Ebay (NASDAQ:EBAY) has had quite a good run-up in recent months, rising from $28 per share in November 2011, to $33 these days. In this article, I provide arguments why Ebay is still a strong buy at $33 even after this recent rally.
"eBay Inc. provides online platforms, services, and tools to help individuals and merchants in online and mobile commerce and payments in the United States and internationally[...] Its Marketplaces segment operates e-commerce platform eBay.com; vertical shopping sites, such as StubHub[...]The company's Payments segment offers payment and settlement services for consumers and merchants on and off eBay Websites and other merchant Websites. This segment operates PayPal." Source: Yahoo Finance
Ebay is a fast growing company
Ebay is still a fast growing company as the track record from 2006 to 2011 shows:
- Sales per shares more than doubled from $4.26 per share to $9.01 per share in 2001.
- Earnings per share in the same period tripled, from $0.8 per share to $2.5 per share in 2011.
- Revenue increased 28% YoY from 2010 to 2011.
- 54% of revenue comes from the marketplaces business unit
- 40% of revenue comes from the payment solution business unit
- 5% of revenue comes from the marketing servies business unit
Ebay has room to grow
While the growth of the traditional auctions slowed down recently to 8% per annum, Ebay has room to grow in fixed priced sales and most of all in its payment solutions business unit (Paypal). PayPal is growing in 3 main directions:

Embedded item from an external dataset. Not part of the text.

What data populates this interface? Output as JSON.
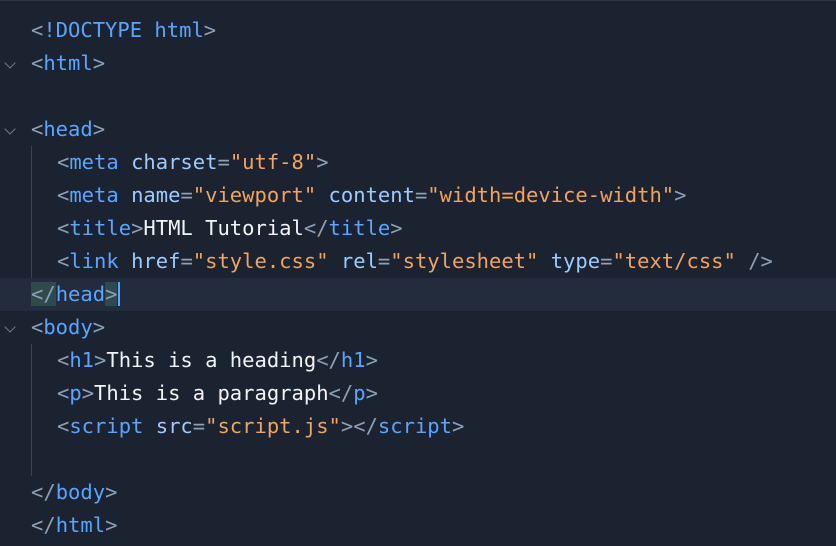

- Usage growth and geographic growth for the core internet merchant solution: 30% YoY transaction growth
- Growth in mobile payments: 500% YoY growth in mobile payments
- Growth with offline retailers using Paypal for in-store transactions [first pilot with Home Depot (NYSE:HD)]
For more details, read Ebay's last earning call transcript.
Ebay is profitable and shareholder friendly
Ebay is very profitable with an impressive average Return on Tangible Capital Employed (ROTCE) of 36% for the last 5 years.
Further more, Ebay's management allocates the retained earnings wisely. Earnings re-invested in the business generated subsequent earnings growth with a 28% return.
Ebay is undervalued and is buying back shares
A quick DCF analysis values Ebay at $40 per share with a growth of 10% per annum, and values Ebay at $48 per share assuming an average growth of 15% per year. (Reminder: Ebay's 5-year historic growth rate is 20%). Ebay is much less expensive than Amazon (NASDAQ:AMZN), which has a current PER of....139(!).
Management announced that it will pursue its shares repurchase program.
As usual, there is no free lunch is this world and there are some risks/downsides in investing in Ebay:
- The company does not serve dividends
- Amazon is a strong competitor both for the market place and payment solutions (Checkout).
- Other competitors in the traditional retail group such as Walmart (NYSE:WMT), Best Buy (NYSE:BBY), American Express (NYSE:AXP) or even Google (NASDAQ:GOOG) might offer alternatives for the market place of payment solutions.
Disclosure: I am long EBAY.